What made this one so great is the first four chapters introduced the party, and the final chapter introduced the actual hero, who is now on a quest to defeat Psaro the Manslayer. It’s an epic tale that deserves to be experienced for a franchise that continues to live on.
Crystalis is a title in the entire NES library that is often overlooked. At first, it may seem to be a generic fantasy game, but it turns out that it’s a post-apocalyptic tale, with a world rebuilding after nuclear war ravages the planet. It’s a story that’s far more mature than the looks would dictate.
While this is another title that imitates Zelda, it innovates as well. The main protagonist can use powerful elemental swords, and unlike in Zelda, users can feel themselves getting more potent as the game goes on.
Sadly, this title didn’t wind up with an amazing franchise, but it certainly could have. Crystalis would be referenced later in other SNK games, though, so it’s not entirely forgotten.
2) Final Fantasy
The game that started it all for Squaresoft’s ultimate success in the West, Final Fantasy, had to be on this list. While it’s frustrating, challenging, and a little on the generic side, it has revolutionized the RPG franchise forever, kickstarting a love of the genre for many worldwide.

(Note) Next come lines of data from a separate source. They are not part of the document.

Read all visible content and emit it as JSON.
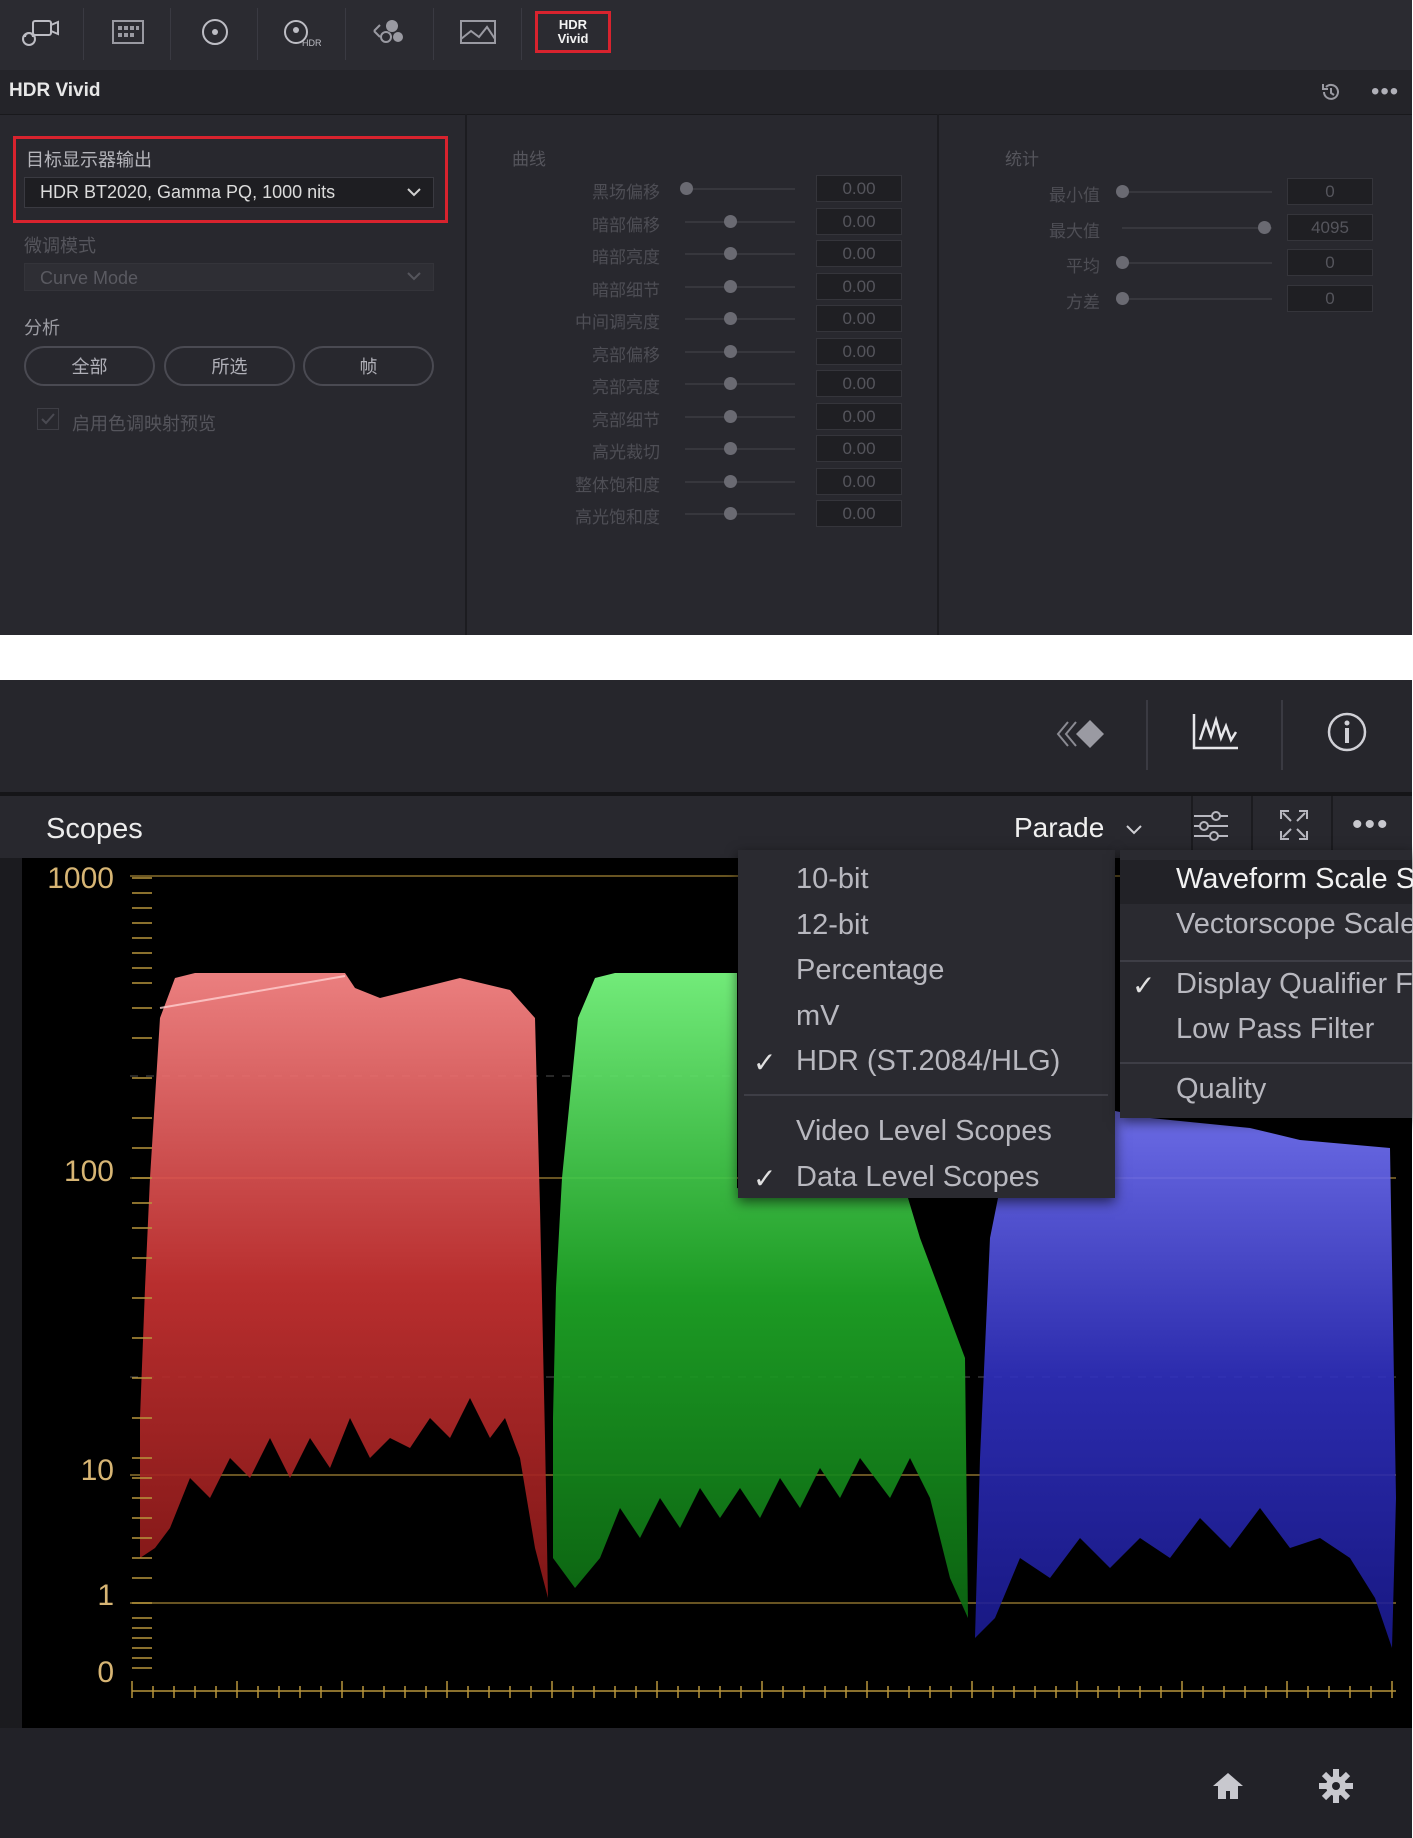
{
  "hdr_panel": {
    "badge_line1": "HDR",
    "badge_line2": "Vivid",
    "title": "HDR Vivid",
    "target_label": "目标显示器输出",
    "target_value": "HDR BT2020, Gamma PQ, 1000 nits",
    "mode_label": "微调模式",
    "mode_value": "Curve Mode",
    "analysis_label": "分析",
    "analysis_buttons": [
      "全部",
      "所选",
      "帧"
    ],
    "preview_checkbox": "启用色调映射预览",
    "preview_checked": true,
    "curve_label": "曲线",
    "curve_params": [
      {
        "label": "黑场偏移",
        "value": "0.00"
      },
      {
        "label": "暗部偏移",
        "value": "0.00"
      },
      {
        "label": "暗部亮度",
        "value": "0.00"
      },
      {
        "label": "暗部细节",
        "value": "0.00"
      },
      {
        "label": "中间调亮度",
        "value": "0.00"
      },
      {
        "label": "亮部偏移",
        "value": "0.00"
      },
      {
        "label": "亮部亮度",
        "value": "0.00"
      },
      {
        "label": "亮部细节",
        "value": "0.00"
      },
      {
        "label": "高光裁切",
        "value": "0.00"
      },
      {
        "label": "整体饱和度",
        "value": "0.00"
      },
      {
        "label": "高光饱和度",
        "value": "0.00"
      }
    ],
    "stats_label": "统计",
    "stats": [
      {
        "label": "最小值",
        "value": "0"
      },
      {
        "label": "最大值",
        "value": "4095"
      },
      {
        "label": "平均",
        "value": "0"
      },
      {
        "label": "方差",
        "value": "0"
      }
    ]
  },
  "scopes": {
    "title": "Scopes",
    "mode": "Parade",
    "axis_labels": [
      "1000",
      "100",
      "10",
      "1",
      "0"
    ],
    "scale_menu": [
      {
        "label": "10-bit",
        "checked": false
      },
      {
        "label": "12-bit",
        "checked": false
      },
      {
        "label": "Percentage",
        "checked": false
      },
      {
        "label": "mV",
        "checked": false
      },
      {
        "label": "HDR (ST.2084/HLG)",
        "checked": true
      }
    ],
    "level_menu": [
      {
        "label": "Video Level Scopes",
        "checked": false
      },
      {
        "label": "Data Level Scopes",
        "checked": true
      }
    ],
    "options_menu": [
      {
        "label": "Waveform Scale S",
        "checked": false
      },
      {
        "label": "Vectorscope Scale",
        "checked": false
      },
      {
        "label": "Display Qualifier F",
        "checked": true
      },
      {
        "label": "Low Pass Filter",
        "checked": false
      },
      {
        "label": "Quality",
        "checked": false
      }
    ]
  },
  "colors": {
    "red_channel": "#e04848",
    "green_channel": "#2fd43a",
    "blue_channel": "#4848e8",
    "graticule": "#b8963c",
    "highlight_border": "#d8232e"
  }
}
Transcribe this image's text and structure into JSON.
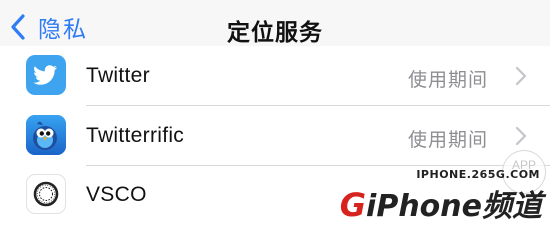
{
  "navbar": {
    "back_label": "隐私",
    "title": "定位服务"
  },
  "rows": [
    {
      "name": "Twitter",
      "value": "使用期间",
      "icon": "twitter-bird-icon"
    },
    {
      "name": "Twitterrific",
      "value": "使用期间",
      "icon": "twitterrific-bird-icon"
    },
    {
      "name": "VSCO",
      "value": "",
      "icon": "vsco-ring-icon"
    }
  ],
  "watermark": {
    "badge": "APP",
    "url": "IPHONE.265G.COM",
    "brand_prefix": "G",
    "brand_rest": "iPhone频道"
  },
  "colors": {
    "accent": "#2f7cf6",
    "twitter_blue": "#3fa4ef",
    "twitterrific_bg": "#1e78d9",
    "secondary_text": "#8e8e93"
  }
}
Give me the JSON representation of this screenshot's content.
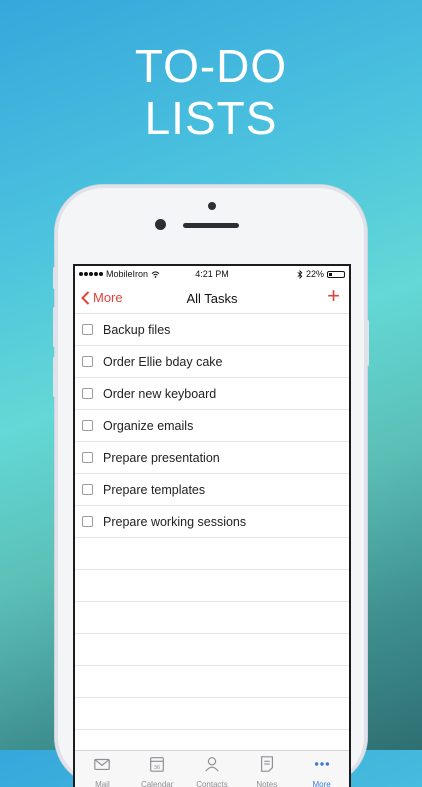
{
  "headline": {
    "line1": "TO-DO",
    "line2": "LISTS"
  },
  "status_bar": {
    "carrier": "MobileIron",
    "time": "4:21 PM",
    "battery": "22%",
    "battery_level": 0.22
  },
  "nav": {
    "back_label": "More",
    "title": "All Tasks",
    "add_label": "+"
  },
  "tasks": [
    {
      "label": "Backup files",
      "checked": false
    },
    {
      "label": "Order Ellie bday cake",
      "checked": false
    },
    {
      "label": "Order new keyboard",
      "checked": false
    },
    {
      "label": "Organize emails",
      "checked": false
    },
    {
      "label": "Prepare presentation",
      "checked": false
    },
    {
      "label": "Prepare templates",
      "checked": false
    },
    {
      "label": "Prepare working sessions",
      "checked": false
    }
  ],
  "tabs": [
    {
      "label": "Mail",
      "icon": "mail-icon",
      "active": false
    },
    {
      "label": "Calendar",
      "icon": "calendar-icon",
      "calendar_day": "36",
      "active": false
    },
    {
      "label": "Contacts",
      "icon": "contacts-icon",
      "active": false
    },
    {
      "label": "Notes",
      "icon": "notes-icon",
      "active": false
    },
    {
      "label": "More",
      "icon": "more-icon",
      "active": true
    }
  ],
  "colors": {
    "accent": "#e0433a",
    "tab_active": "#3a7bd5",
    "tab_inactive": "#8e8e93"
  }
}
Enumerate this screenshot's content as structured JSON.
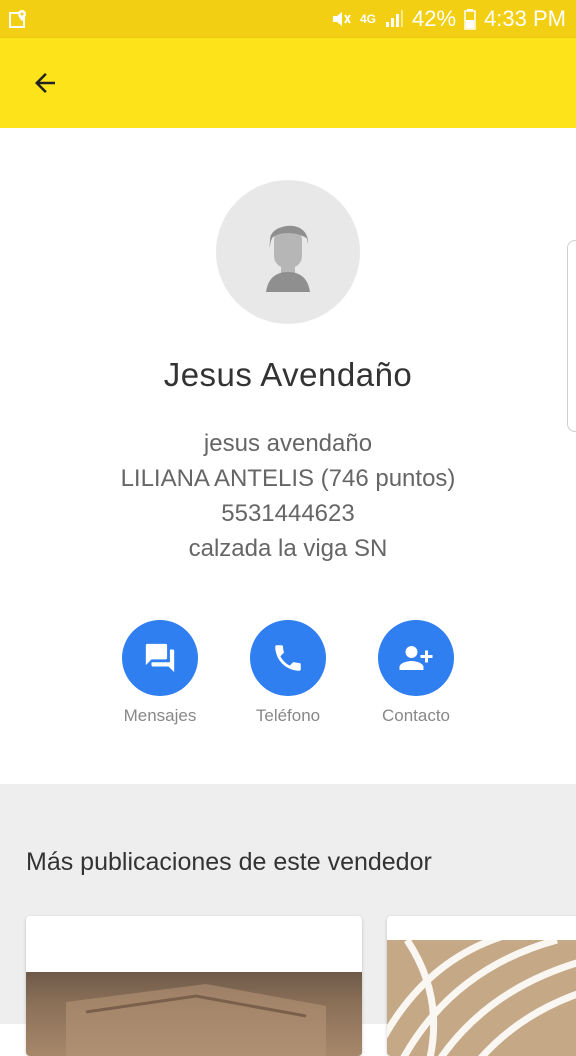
{
  "status_bar": {
    "battery": "42%",
    "time": "4:33 PM",
    "network": "4G",
    "icons": [
      "map-marker-icon",
      "mute-icon",
      "network-4g-icon",
      "signal-icon",
      "battery-icon"
    ]
  },
  "app_bar": {
    "back_icon": "arrow-back-icon",
    "color": "#fde31a"
  },
  "profile": {
    "avatar_icon": "person-placeholder-icon",
    "name": "Jesus Avendaño",
    "username": "jesus avendaño",
    "reputation": "LILIANA ANTELIS (746 puntos)",
    "phone": "5531444623",
    "address": "calzada la viga SN"
  },
  "actions": [
    {
      "label": "Mensajes",
      "icon": "chat-icon"
    },
    {
      "label": "Teléfono",
      "icon": "phone-icon"
    },
    {
      "label": "Contacto",
      "icon": "add-person-icon"
    }
  ],
  "accent_color": "#2f7ff1",
  "more_section": {
    "title": "Más publicaciones de este vendedor"
  }
}
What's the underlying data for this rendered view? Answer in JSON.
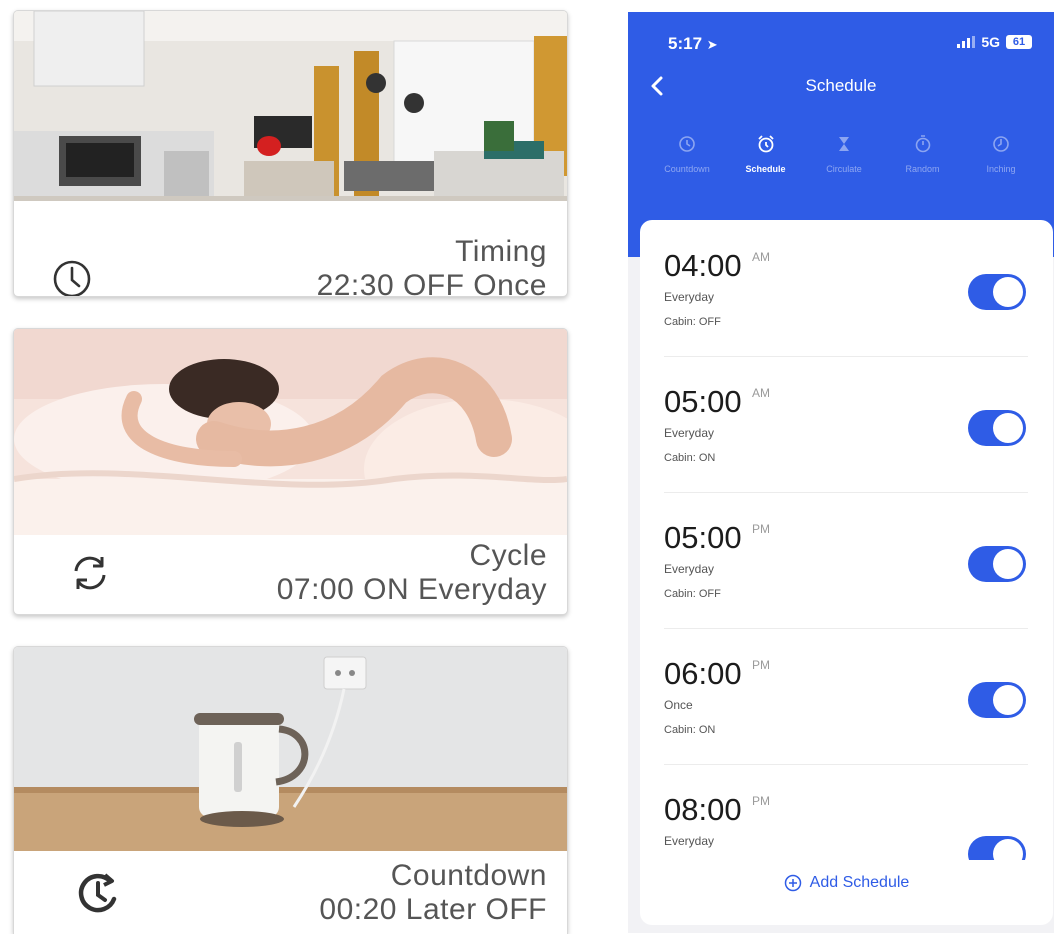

The character designs are still used in Final Fantasy games, and the notion of a world being trapped in a time loop is fascinating. It has hints of futuristic technology, common for the time, and unlike Dragon Warrior, it allowed for more customization.
Players could build a party of four from six character classes, upgrade them, and decide what gear to equip and what spells to learn. It had more potential for growth than the first Dragon Warrior, but it doesn’t stack up to one of Enix’s greatest creations.
1) Dragon Warrior 3
The greatest RPG on the NES and on the list of its many users’ favorite games of all time is Dragon Warrior 3. While Final Fantasy had Dragon Warrior 1 beat regarding party customization, Dragon Warrior 3 blew Final Fantasy completely out of the water. It had a party of 4: a hero + 3 others, but the other three could be swapped out in the main town, at the pub.
Gamers created their own characters, picking their name, gender, and character class. Even silly classes like the Goof-off and Merchant had a use in the game!
A secret class was also in the game, the powerful combo of Priest/Wizard, the Sage. Only one can join the party normally by finding a mighty tome, but Goof-offs can become a Sage with enough effort.
A massive story with two worlds, one being the land of Dragon Warrior 1, it’s a vast, complex, challenging game. It even had a day-to-night cycle, with particular events and items only attained at certain times of the day.
It is, without a doubt, the most fantastic RPG on the platform. It has one of the greatest stories told on the Nintendo, one of the best soundtracks, and such a vast world.
Again, this is just one writer’s opinion, and like all lists, these opinions will vary from person to person. There are so many RPGs to pick from, and not all of them could make it.
From turn-based masterpieces to action RPGs, there are so many to choose from. However, this is a selection of the absolute best on the Nintendo Entertainment System.